The Department of Peace is a Big Idea, one that has promise and faces challenges. Those opposed to control Parliament, its budget, and the government’s vast public relations capacity. In immediate legislative terms, using a Private Members Bill is almost certainly doomed to failure. Few such bills get to the floor of the House of Commons for debate and even fewer ever pass. They exist mostly for individual MPs to put forward matters they consider important, and their main potential value is in raising an issue for debate.
Legislative change, such as that of creating a new department of government, will have to come from the centre and likely that won’t happen while the Conservatives are in power. But governments come and go and this one will too. The Department of Peace advocates may convince a future government of the wisdom of their idea.
There have been other big ideas that seemed impossible to achieve but which were later accomplished. One was having women attain the vote in early years of the 20th century. Another was winning public health care in the 1960s. These ideas appear natural and inevitable when seen from today’s vantage point but it took many years of advocacy and movement building to win them.
The big idea here is that peace and peacemaking are vastly superior to war and conflict but what practical steps can be taken to move in that direction? One is a Department of Peace with its own minister and budget to promote peace and peace building. According to Atamanenko’s Private Members Bill, one department goal would be to create a Canadian Civilian Peace Service. That would involve having professionally trained citizens available to participate in Canada and abroad to help prevent conflict and violence. The department would also establish a Civilian Peace Service Cadet program.
Reservoir of support
There is a reservoir of support and some precedent for these kinds of initiatives in Canada. For example, there is already a group called Civilian Peace Service Canada, which is training and certifying peace professionals. In more general terms, Canada’s image as a middle- power and honest broker in international affairs is one that many people cherish despite recent efforts to diminish that legacy. Lester Pearson, Lloyd Axworthy, and Romeo Dallaire are deeply respected individuals for their work in diplomacy and peace making.
Canada has a political culture in which it is at least possible to advocate for peace. It is significant that the NDP, Liberal and Green parties have all shown some measure of support for the peace department proposal. The official opposition has dozens of young MPs from Quebec who may well be open to the proposal and their party has a chance of forming the next government. Quebecers have shown themselves to be a pacific group of people. Public opinion there was the main reason why federal politicians resisted pressure to have Canada participate in the war against Iraq.
Ideas are important. The warriors have political scientists, revisionist historians and think tanks that support their projects – and they often receive Department of Defence money to do so. But there is intellectual support for peace as well among a significant group of Canadian academics and thinkers.
Faith and volunteerism
There is support for peace and peace making among faith communities in Canada – in the traditional and smaller peace churches, but also in the United, Anglican and mainline Protestant churches. Catholics have been less vocal but the late Pope John Paul II repeatedly denounced the war against Iraq as offending the church’s just war theology.

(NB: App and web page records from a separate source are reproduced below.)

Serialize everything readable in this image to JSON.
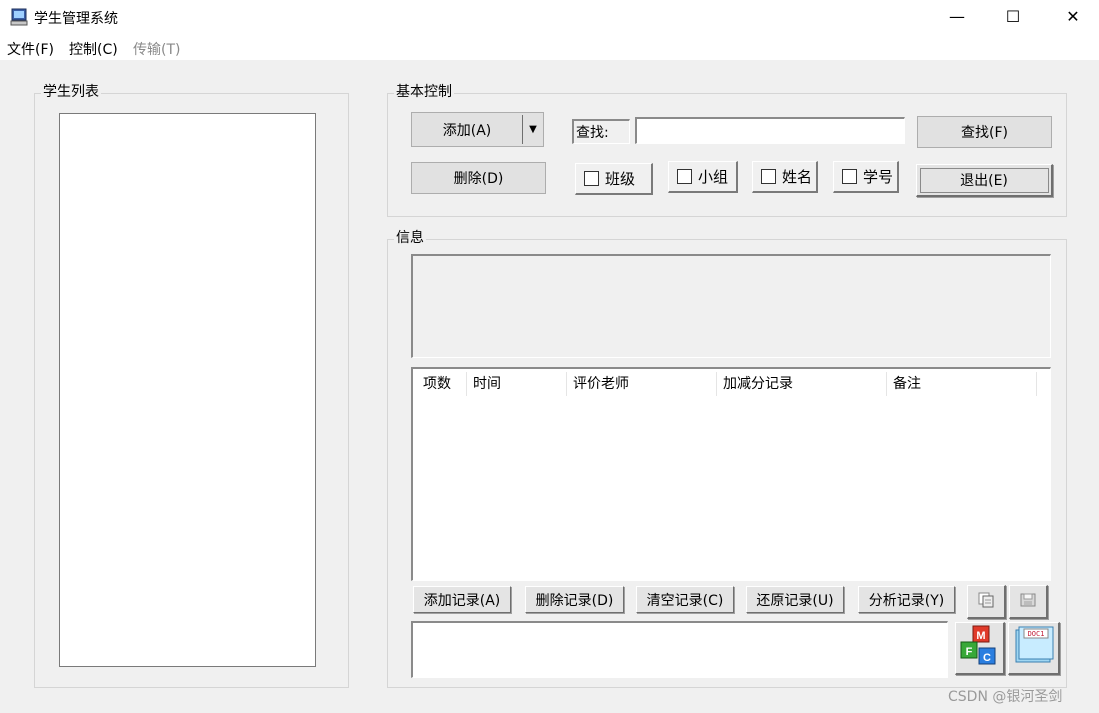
{
  "window": {
    "title": "学生管理系统",
    "minimize": "—",
    "maximize": "☐",
    "close": "✕"
  },
  "menu": [
    {
      "label": "文件(F)",
      "enabled": true
    },
    {
      "label": "控制(C)",
      "enabled": true
    },
    {
      "label": "传输(T)",
      "enabled": false
    }
  ],
  "student_list": {
    "title": "学生列表"
  },
  "basic_control": {
    "title": "基本控制",
    "add_label": "添加(A)",
    "delete_label": "删除(D)",
    "search_label": "查找:",
    "search_value": "",
    "find_label": "查找(F)",
    "exit_label": "退出(E)",
    "filters": [
      {
        "label": "班级",
        "checked": false
      },
      {
        "label": "小组",
        "checked": false
      },
      {
        "label": "姓名",
        "checked": false
      },
      {
        "label": "学号",
        "checked": false
      }
    ]
  },
  "info": {
    "title": "信息",
    "columns": [
      "项数",
      "时间",
      "评价老师",
      "加减分记录",
      "备注"
    ],
    "record_buttons": [
      "添加记录(A)",
      "删除记录(D)",
      "清空记录(C)",
      "还原记录(U)",
      "分析记录(Y)"
    ],
    "doc_icon_text": "DOC1",
    "mfc_icon_letters": [
      "M",
      "F",
      "C"
    ]
  },
  "watermark": "CSDN @银河圣剑",
  "colors": {
    "window_bg": "#f0f0f0",
    "titlebar_bg": "#ffffff",
    "disabled_text": "#8a8a8a"
  }
}
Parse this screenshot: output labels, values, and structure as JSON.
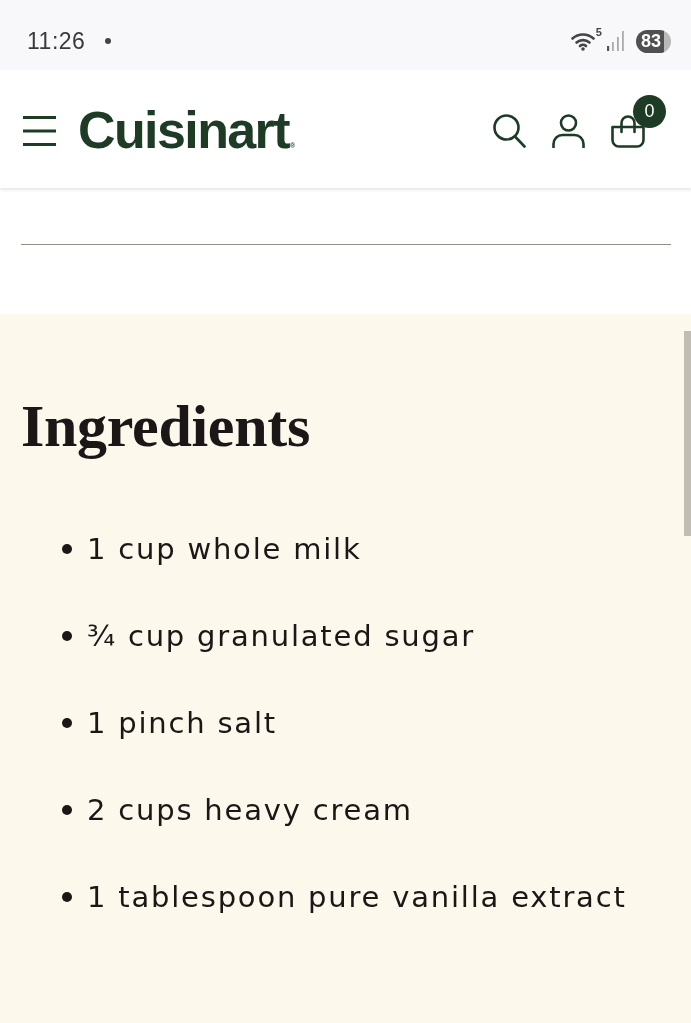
{
  "status_bar": {
    "time": "11:26",
    "wifi_badge": "5",
    "battery": "83"
  },
  "header": {
    "logo": "Cuisinart$_{®}$",
    "cart_count": "0"
  },
  "ingredients": {
    "title": "Ingredients",
    "items": [
      "1 cup whole milk",
      "¾ cup granulated sugar",
      "1 pinch salt",
      "2 cups heavy cream",
      "1 tablespoon pure vanilla extract"
    ]
  }
}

Canadians have a strong tradition of volunteerism in organizations such as CUSO, Frontier College, Katimavik, the Mennonite Central committee and other groups. There are Christian Peacemaker Teams that train volunteers and send them to serve in conflict zones, including the West Bank, Colombia and some First Nations reserves in Canada. The role they play resembles that of the Canadian Civilian Peace Service proposed by the Department of Peace initiative.
On side with Einstein
Albert Einstein who once said: “You cannot simultaneously prevent and prepare for war.” Those behind the department of peace Initiative would agree and they are attempting to provide one practical response to that sentiment.